The International Rugby Board (IRB) poked its nose into the disciplinary process last week when the Wallabies’ skipper was cleared of stamping on Alun Wyn Jones in the first match in Brisbane, thus allowing him to play a truly heroic part in his team’s deserved victory in Melbourne.
It is hard to remember seeing a player so spent of all physical and mental reserves on the final whistle. The image of Horwill, down on his haunches, barely able to summon the energy to celebrate the victory, is the perfect example to set of what giving your all really means.
Except he shouldn’t have been able to play such a key role. I have yet to talk to anyone who doesn’t think Horwill should have been banned from the rest of the series – a boot on someone’s face is the biggest no- no in the sport – and the outcome of the first hearing was all too reminiscent of the shameful clearing of Tana Umaga for his spear tackle on Brian O’Driscoll on the 2005 Lions tour.
A “homer” as a referee in the heat of battle is one thing, but in a cold light of day disciplinary process quite another. It is to be hoped that the IRB’s intervention has effectively held a gun to the head of the second judicial panel, making it clear how disappointed they would be if Horwill was allowed to play in the finale.
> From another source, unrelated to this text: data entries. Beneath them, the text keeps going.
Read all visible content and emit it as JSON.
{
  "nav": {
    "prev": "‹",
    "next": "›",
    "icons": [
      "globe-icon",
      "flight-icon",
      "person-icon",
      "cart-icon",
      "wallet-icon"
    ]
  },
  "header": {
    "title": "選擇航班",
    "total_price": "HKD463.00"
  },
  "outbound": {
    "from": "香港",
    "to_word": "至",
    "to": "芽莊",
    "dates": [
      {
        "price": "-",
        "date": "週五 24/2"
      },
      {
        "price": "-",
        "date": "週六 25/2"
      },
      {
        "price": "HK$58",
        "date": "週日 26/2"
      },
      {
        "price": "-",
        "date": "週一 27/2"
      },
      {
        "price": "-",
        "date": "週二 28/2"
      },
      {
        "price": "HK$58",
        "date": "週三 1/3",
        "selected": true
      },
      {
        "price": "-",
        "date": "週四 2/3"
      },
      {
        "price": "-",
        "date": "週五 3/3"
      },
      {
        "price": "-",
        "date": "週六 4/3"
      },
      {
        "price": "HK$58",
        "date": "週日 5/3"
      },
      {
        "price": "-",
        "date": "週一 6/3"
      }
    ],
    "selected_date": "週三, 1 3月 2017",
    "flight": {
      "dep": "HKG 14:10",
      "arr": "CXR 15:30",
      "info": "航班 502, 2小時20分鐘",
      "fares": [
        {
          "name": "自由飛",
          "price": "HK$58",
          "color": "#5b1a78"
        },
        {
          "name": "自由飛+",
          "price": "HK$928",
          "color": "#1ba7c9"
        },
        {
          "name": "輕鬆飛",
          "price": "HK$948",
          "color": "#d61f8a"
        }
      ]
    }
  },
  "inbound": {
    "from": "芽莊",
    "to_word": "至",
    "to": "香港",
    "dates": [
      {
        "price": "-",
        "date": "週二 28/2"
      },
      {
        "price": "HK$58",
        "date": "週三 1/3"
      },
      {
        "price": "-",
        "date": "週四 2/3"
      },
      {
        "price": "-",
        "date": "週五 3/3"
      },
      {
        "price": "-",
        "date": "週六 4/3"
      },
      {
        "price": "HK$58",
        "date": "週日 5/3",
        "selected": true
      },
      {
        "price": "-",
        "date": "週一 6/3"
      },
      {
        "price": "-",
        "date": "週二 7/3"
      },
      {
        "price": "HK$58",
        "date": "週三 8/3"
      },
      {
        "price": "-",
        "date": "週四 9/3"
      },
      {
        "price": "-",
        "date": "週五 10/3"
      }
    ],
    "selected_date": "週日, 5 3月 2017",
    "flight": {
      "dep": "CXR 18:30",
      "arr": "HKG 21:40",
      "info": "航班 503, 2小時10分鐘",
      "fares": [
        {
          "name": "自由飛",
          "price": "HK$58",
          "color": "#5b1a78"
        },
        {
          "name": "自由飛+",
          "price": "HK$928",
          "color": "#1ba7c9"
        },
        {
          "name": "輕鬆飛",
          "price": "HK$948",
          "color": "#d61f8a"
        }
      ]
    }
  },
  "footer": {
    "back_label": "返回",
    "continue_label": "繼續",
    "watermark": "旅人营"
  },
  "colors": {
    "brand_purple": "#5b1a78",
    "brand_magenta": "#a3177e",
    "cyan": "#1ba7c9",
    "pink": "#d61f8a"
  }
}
The force is with the Wallabies now, and they looked the only side capable of scoring a try from open play last weekend. But I can’t get the image of Horwill out of my head: broken but triumphant, probably knowing in the back of his mind that the guillotine was awaiting 48 hours later. He must surely be in the stands in Sydney as Leigh Halfpenny lines up a 40m kick to win the series with a minute remaining. Because whether it goes over or not, there are more important things in rugby than the result. And not kicking people in the head is top of that list.